Problem statement » Records follow. Pull out every line that contains "address".
BEGIN Information supplied
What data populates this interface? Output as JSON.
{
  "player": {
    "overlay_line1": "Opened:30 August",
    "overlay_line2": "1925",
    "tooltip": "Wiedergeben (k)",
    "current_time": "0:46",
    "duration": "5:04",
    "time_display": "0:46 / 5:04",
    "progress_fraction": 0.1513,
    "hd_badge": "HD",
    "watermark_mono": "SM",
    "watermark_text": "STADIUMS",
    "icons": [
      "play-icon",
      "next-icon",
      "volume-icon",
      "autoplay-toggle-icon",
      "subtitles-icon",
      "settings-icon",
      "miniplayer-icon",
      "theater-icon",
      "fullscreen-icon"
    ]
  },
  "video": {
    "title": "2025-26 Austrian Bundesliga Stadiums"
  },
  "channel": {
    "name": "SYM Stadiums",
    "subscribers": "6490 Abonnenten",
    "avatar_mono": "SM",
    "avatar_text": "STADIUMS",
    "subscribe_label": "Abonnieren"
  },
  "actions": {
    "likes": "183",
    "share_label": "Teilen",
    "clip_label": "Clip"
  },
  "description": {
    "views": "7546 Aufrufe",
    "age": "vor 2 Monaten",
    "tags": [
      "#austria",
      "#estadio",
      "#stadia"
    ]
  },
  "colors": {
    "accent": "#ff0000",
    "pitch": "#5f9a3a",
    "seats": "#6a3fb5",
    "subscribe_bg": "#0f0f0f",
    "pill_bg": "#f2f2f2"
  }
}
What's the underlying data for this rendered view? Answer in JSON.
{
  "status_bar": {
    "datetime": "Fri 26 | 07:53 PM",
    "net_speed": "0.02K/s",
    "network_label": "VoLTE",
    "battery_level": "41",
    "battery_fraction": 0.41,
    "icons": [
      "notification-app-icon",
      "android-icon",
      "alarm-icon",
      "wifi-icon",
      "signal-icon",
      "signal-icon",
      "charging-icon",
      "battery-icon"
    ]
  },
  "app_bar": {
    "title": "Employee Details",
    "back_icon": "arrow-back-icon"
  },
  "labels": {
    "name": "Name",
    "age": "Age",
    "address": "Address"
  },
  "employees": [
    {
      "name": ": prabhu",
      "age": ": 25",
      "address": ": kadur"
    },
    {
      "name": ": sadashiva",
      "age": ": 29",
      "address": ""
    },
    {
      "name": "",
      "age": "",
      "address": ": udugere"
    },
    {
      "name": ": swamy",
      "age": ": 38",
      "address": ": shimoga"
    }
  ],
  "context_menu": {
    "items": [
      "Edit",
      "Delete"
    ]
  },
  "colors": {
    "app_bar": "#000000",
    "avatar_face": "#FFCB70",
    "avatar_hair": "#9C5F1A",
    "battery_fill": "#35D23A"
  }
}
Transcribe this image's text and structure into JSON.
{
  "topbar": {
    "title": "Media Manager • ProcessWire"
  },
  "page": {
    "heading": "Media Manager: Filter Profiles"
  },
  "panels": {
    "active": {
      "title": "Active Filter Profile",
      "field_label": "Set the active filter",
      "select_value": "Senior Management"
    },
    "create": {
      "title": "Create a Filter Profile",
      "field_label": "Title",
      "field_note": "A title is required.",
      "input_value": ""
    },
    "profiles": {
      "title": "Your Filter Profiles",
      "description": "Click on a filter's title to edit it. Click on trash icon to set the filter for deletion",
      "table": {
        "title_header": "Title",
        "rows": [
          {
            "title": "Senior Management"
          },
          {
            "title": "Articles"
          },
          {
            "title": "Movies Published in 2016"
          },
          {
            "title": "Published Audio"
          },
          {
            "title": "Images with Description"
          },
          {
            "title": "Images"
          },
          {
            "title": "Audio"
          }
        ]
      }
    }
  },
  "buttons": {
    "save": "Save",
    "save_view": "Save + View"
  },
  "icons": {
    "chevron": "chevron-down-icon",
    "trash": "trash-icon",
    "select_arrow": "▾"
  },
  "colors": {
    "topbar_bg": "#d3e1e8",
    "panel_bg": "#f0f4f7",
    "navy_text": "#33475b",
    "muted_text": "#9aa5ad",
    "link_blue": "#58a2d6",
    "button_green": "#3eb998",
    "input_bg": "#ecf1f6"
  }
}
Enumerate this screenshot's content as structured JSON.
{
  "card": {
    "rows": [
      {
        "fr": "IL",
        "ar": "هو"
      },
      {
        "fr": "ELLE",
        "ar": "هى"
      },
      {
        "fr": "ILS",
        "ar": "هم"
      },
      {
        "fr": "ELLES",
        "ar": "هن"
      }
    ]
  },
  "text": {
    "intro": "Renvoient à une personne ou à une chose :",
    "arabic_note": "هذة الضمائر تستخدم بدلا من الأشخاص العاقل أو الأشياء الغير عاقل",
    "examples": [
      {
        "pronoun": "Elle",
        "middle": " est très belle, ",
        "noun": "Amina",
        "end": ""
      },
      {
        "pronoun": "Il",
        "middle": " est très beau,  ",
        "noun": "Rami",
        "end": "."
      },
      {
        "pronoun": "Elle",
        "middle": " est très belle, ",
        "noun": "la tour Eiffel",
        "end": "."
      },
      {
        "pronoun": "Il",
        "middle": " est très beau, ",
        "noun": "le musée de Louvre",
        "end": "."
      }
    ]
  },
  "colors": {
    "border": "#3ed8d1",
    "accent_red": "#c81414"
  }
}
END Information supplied
Answer »
    "address": "Address"
      "address": ": kadur"
      "address": ""
      "address": ": udugere"
      "address": ": shimoga"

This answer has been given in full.